(Task inputs Opens)

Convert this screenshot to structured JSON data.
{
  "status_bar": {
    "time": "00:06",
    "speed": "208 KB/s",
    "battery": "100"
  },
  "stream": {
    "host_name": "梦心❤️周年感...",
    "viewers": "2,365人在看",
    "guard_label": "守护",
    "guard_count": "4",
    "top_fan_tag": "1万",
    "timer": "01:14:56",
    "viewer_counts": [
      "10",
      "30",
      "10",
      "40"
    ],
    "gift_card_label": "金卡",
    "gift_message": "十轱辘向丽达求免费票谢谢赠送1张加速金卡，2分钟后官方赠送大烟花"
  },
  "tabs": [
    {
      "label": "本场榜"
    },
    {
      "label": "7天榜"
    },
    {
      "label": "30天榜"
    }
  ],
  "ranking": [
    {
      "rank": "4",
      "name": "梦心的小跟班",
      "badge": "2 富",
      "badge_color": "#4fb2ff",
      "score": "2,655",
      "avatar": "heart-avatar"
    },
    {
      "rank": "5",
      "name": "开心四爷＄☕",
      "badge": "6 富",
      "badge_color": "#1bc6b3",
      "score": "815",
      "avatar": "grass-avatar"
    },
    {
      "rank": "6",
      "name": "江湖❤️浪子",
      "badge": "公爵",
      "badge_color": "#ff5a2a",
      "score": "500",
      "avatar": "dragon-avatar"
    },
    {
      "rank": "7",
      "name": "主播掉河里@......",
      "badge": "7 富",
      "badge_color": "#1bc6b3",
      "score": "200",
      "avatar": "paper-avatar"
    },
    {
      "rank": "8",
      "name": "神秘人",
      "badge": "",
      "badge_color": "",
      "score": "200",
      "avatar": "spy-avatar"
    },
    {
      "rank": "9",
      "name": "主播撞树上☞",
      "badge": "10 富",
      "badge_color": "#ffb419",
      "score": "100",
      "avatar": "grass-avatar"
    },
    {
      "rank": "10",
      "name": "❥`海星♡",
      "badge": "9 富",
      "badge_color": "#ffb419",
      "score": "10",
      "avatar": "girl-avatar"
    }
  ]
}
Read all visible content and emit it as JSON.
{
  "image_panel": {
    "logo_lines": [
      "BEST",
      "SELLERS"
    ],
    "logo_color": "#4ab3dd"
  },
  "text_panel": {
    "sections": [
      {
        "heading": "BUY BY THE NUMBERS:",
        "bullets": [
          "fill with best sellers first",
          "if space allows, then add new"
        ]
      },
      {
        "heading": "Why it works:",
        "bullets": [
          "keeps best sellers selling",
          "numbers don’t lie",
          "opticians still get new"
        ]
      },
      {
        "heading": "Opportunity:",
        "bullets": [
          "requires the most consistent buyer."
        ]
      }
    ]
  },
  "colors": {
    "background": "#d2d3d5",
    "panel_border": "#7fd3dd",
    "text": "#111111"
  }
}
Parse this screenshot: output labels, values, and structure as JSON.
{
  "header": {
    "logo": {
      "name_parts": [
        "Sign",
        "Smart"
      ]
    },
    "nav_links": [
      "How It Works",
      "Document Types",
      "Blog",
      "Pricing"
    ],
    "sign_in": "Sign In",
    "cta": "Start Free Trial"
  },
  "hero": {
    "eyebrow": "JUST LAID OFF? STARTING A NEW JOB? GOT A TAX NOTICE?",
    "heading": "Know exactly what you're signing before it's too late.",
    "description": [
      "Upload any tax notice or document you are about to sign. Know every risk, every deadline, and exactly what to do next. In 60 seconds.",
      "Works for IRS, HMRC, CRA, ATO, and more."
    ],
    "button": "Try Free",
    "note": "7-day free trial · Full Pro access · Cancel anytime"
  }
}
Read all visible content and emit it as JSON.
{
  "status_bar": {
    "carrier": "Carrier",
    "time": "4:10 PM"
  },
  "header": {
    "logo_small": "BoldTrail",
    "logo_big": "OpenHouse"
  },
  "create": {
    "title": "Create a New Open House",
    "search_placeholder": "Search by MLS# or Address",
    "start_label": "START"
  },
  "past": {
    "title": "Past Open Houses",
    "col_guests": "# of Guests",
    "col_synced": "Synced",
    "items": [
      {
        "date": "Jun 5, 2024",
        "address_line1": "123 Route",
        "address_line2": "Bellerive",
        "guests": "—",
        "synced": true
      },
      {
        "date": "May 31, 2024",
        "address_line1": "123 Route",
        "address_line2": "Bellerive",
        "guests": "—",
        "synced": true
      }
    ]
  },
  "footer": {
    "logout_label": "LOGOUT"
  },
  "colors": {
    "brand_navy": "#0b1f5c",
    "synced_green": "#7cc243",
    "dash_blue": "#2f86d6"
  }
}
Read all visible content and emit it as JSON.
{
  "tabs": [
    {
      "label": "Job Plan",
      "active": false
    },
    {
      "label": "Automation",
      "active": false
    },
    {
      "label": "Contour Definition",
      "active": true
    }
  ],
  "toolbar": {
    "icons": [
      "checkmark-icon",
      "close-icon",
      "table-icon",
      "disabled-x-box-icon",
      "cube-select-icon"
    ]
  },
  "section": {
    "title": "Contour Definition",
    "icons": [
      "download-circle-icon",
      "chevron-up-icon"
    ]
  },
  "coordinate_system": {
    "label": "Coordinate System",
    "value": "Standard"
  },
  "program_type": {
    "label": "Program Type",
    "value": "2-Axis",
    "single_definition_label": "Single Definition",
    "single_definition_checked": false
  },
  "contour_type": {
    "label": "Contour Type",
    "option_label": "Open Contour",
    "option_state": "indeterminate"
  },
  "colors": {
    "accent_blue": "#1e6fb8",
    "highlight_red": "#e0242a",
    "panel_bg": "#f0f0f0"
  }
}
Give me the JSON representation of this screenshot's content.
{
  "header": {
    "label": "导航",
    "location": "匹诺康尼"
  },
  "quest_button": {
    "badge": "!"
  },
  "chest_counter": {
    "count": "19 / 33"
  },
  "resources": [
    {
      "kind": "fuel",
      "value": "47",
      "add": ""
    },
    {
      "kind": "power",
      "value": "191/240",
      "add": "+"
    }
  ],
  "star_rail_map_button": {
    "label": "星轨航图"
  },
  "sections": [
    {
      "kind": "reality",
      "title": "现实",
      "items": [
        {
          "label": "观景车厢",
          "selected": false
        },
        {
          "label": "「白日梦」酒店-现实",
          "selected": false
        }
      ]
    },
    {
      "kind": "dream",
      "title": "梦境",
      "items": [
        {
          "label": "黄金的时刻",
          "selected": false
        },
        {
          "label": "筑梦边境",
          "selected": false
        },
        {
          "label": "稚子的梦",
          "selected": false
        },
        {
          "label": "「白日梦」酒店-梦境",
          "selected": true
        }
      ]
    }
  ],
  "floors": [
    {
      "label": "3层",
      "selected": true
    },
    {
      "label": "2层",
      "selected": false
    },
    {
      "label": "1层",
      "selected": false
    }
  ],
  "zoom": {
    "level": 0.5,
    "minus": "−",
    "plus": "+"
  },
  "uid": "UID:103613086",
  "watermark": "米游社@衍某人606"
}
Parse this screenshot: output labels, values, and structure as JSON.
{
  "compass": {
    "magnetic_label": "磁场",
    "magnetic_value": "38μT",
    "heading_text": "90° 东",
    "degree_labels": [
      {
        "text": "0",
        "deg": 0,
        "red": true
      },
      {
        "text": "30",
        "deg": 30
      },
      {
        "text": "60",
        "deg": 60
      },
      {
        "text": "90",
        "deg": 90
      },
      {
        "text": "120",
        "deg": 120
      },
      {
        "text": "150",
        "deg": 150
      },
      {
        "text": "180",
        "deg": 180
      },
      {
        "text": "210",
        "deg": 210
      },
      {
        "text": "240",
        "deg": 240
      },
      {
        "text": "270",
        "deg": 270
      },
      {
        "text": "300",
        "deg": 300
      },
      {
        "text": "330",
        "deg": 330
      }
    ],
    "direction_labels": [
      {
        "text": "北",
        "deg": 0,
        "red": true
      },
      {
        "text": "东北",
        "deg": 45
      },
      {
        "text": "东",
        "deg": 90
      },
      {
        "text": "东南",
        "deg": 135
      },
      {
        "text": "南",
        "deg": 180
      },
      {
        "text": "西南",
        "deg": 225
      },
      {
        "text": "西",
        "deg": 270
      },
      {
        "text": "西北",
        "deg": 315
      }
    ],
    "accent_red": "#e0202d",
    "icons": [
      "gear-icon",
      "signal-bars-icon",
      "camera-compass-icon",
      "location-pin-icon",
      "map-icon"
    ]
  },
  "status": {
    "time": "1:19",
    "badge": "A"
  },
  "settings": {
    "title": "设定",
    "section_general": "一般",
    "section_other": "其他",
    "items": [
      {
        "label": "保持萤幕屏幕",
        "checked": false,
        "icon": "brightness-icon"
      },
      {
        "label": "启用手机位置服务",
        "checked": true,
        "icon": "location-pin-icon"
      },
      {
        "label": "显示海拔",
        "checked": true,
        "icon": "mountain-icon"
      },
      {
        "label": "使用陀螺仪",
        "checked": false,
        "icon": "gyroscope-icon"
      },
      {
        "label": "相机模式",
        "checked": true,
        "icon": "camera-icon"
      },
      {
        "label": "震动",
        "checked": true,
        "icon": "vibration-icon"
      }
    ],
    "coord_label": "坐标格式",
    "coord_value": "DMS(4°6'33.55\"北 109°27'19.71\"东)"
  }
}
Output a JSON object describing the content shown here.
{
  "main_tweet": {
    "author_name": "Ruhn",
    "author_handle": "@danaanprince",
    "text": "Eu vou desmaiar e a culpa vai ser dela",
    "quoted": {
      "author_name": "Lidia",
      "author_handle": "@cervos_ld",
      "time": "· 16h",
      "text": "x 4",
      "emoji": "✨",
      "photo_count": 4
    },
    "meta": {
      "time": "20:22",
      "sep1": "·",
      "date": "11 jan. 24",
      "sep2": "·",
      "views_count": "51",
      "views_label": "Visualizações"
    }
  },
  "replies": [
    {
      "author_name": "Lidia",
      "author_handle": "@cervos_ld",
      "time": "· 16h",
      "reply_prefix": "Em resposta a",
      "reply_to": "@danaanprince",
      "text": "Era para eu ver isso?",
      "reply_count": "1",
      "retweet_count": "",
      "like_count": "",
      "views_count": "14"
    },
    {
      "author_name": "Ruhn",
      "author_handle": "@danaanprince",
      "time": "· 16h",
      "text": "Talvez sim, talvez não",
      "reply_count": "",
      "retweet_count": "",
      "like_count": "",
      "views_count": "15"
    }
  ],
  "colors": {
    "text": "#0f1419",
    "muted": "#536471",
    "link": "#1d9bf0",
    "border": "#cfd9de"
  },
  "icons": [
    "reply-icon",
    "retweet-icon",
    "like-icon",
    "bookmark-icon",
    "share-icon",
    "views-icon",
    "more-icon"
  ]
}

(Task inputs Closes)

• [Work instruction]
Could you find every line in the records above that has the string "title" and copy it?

• [Result for this exercise]
    "title": "Create a New Open House",
    "title": "Past Open Houses",
    "title": "Contour Definition",
      "title": "现实",
      "title": "梦境",
    "title": "设定",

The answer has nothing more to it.